Two-section branchline coupler

New for February 2023.  This content was split from our main branchline coupler page and is being expanded.

Here is original content from the early 2000s.  The plots were made using an old version of Eagleware, they are kind of like fossils and should be preserved for future microwave engineers...

The term "double-box" applied to a brainchine coupler is a colloquialism. The academic term is "two-section".

As with the Wilkinson power splitter, the bandwidth of a branchline coupler can be improved by adding sections. The next figure shows a "double-box" branchline coupler with its ideal impedances. We've never seen this in a text book, have you? Microwaves101 rules!

In a 50-ohm system, the line impedances of the end vertical segments work out to be 120.71 ohms, and the center vertical segment 70.71 ohms.
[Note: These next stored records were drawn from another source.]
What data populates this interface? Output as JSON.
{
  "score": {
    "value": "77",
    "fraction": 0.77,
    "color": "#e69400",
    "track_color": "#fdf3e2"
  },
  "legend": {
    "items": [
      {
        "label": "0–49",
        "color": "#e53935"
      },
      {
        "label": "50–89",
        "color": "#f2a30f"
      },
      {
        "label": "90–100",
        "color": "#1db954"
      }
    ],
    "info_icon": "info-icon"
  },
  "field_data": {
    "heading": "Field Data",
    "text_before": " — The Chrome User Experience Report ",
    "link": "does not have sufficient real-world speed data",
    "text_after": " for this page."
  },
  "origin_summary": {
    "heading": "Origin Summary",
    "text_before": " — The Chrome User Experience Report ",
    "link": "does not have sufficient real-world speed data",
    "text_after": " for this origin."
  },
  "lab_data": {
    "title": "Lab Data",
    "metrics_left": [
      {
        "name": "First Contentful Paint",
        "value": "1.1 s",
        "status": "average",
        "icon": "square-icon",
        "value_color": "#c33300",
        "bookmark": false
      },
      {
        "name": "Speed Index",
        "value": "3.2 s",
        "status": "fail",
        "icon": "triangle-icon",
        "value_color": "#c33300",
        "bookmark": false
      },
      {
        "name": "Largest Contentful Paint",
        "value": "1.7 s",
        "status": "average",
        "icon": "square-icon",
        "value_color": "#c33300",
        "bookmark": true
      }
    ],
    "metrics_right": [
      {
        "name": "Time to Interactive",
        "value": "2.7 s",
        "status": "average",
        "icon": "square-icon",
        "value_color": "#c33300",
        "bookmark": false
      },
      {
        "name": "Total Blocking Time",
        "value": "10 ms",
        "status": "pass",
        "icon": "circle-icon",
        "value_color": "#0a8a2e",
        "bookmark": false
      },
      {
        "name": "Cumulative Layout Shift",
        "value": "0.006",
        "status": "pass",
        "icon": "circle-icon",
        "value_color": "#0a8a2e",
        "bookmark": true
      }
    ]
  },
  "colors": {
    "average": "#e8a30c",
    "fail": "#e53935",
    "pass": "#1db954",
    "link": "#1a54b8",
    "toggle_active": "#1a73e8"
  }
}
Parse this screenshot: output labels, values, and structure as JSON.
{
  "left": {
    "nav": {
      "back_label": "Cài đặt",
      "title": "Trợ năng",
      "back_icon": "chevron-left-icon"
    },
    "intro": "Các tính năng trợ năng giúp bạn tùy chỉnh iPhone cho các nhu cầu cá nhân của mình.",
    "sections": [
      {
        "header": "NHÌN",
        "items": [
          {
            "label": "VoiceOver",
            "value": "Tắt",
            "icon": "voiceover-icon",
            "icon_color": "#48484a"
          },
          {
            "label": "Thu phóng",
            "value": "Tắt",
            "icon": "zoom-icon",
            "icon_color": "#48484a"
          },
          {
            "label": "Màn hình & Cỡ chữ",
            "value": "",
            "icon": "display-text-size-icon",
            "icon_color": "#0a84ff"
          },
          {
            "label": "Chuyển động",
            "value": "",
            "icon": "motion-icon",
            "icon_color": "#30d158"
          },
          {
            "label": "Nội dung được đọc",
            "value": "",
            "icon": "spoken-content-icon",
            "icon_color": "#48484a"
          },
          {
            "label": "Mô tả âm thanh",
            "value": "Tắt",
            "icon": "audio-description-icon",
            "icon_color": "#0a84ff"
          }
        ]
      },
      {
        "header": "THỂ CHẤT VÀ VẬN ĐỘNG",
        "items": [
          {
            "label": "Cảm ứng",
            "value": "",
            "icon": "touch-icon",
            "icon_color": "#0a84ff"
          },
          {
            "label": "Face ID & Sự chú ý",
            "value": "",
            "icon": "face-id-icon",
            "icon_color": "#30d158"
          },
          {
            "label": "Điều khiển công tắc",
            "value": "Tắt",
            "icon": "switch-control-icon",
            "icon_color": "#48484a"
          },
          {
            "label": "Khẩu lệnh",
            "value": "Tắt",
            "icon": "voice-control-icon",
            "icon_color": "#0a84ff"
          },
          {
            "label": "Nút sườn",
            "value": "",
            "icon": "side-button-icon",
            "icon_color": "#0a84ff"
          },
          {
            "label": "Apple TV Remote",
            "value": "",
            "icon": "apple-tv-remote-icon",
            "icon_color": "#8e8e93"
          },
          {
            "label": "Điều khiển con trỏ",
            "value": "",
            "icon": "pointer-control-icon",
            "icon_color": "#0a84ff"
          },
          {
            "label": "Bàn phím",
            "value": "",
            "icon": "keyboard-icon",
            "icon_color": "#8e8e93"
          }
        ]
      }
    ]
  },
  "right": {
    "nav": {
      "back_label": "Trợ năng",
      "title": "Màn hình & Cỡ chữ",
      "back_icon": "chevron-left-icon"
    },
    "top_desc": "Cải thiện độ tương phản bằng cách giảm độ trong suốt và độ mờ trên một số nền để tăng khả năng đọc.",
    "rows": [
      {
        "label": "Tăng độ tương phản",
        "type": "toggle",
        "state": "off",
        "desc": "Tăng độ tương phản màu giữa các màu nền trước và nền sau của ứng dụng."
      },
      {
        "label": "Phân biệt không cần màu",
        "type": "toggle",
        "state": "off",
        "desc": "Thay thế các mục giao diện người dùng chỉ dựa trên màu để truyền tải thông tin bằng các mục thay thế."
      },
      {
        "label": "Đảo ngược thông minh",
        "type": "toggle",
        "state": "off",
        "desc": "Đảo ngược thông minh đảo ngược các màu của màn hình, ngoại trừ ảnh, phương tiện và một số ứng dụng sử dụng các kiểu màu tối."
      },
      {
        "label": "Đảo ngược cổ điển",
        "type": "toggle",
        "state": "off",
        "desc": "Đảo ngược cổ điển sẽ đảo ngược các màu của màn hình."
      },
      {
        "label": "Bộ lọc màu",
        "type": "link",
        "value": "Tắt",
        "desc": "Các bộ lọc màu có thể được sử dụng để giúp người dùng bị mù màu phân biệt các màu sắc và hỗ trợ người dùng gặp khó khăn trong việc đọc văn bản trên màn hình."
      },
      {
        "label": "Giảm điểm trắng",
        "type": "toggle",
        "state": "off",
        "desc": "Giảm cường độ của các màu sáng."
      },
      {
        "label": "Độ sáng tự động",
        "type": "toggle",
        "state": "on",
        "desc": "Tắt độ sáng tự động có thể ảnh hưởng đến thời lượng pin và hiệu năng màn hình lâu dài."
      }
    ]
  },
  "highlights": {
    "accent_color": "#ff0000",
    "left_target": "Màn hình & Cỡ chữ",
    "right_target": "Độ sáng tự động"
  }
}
In practice, it may be hard to accurately achieve the 120.71 ohm impedance lines accurately.

Update September 2017: the lower right port should show +90 degrees, not -90 degrees.  Thanks to Chih-Jung!  If you think about it, the path goes through three -90 degree legs, or -270 degrees, which is +90 in microwave-land.  One of these days we will fix it.

Branchline Couplers

Ideal double-box branchline coupler


The next three figures show the frequency response of the ideal double-box branchline coupler, centered at 10,000 MHz (10 GHz). In this case, the 1-dB response of the coupled arm is 35%, the 14 dB return loss band (1.5:1 VSWR) is 41%, and the +/-10 degrees phase difference is 50%. However, the tradeoff for the extra bandwidth in real life will be added loss of the second box section, not to mention the added size.

Branchline Couplers

Power split of ideal double-box branchline coupler


Branchline Couplers

Return loss (blue) and isolation (red) of ideal double-box
branchline coupler


Branchline Couplers

Phase response of ideal double-box branchline coupler


As a final illustration of improving the bandwidth of the branchline coupler, a double-box structure was tuned to increase the frequency bands for 1-dB coupling and 14 dB return loss. Note that the equal 3 dB power split at the center frequency must be somewhat corrupted as a tradeoff. The arm impedances of this coupler are now 38 ohms for the series arms and 100 ohms and 65 ohms as shown for the three shunt arms, as shown below. The figures speak to the results. The 1-dB band is now 55.6%, while the 14 dB return loss band is 58.4%.


Branchline Couplers


Double-box hybrid coupler tuned for more bandwidth


Branchline Couplers

Power split of tuned double-box hybrid coupler


Branchline Couplers

Return loss (blue) and isolation (red) of tuned
double-box branchline coupler


Additional material dating back to 2006

We took a closer look at the double-box branchline coupler, a.k.a. the three-section hybrid according to Pozar's Microwave Engineering book (order it here!) There is precious little in the literature about this, but you can trace it back to the 1950s when it was described in a MTT paper.

We had seen more than one solution to the impedances, the picture in Pozar's book clearly show fifty-ohms as the predominant impedance Z1. But we had also seen 35.35 ohms. What gives?

We tried varying the three impedances to get different values, using Agilent's ADS. We looked for solutions that gave equal split (-3 dB), infinite return loss and isolation of the fourth port. It turns out there is more than one way to skin this cat! We found that the "end" impedances Z2 of the box must remain at [1+sqrt(2)] x Z0 (120.8 ohms in a fifty-ohm system), but Z1 and Z3 can be varied according to:


Thanks for the correction, Steve!

Double-Box Branchlines

Here we will plot the four solutions we came up with to compare their frequency responses. This one has Z1=25 ohms.

Double-Box Branchlines

This one has Z1=35.35 ohms:

Double-Box Branchlines

This one has Z1=50 ohms:

Double-Box Branchlines

This one has Z1=70.7 ohms:

Double-Box Branchlines

Now that's something you won't learn anywhere else but!



Author : Unknown Editor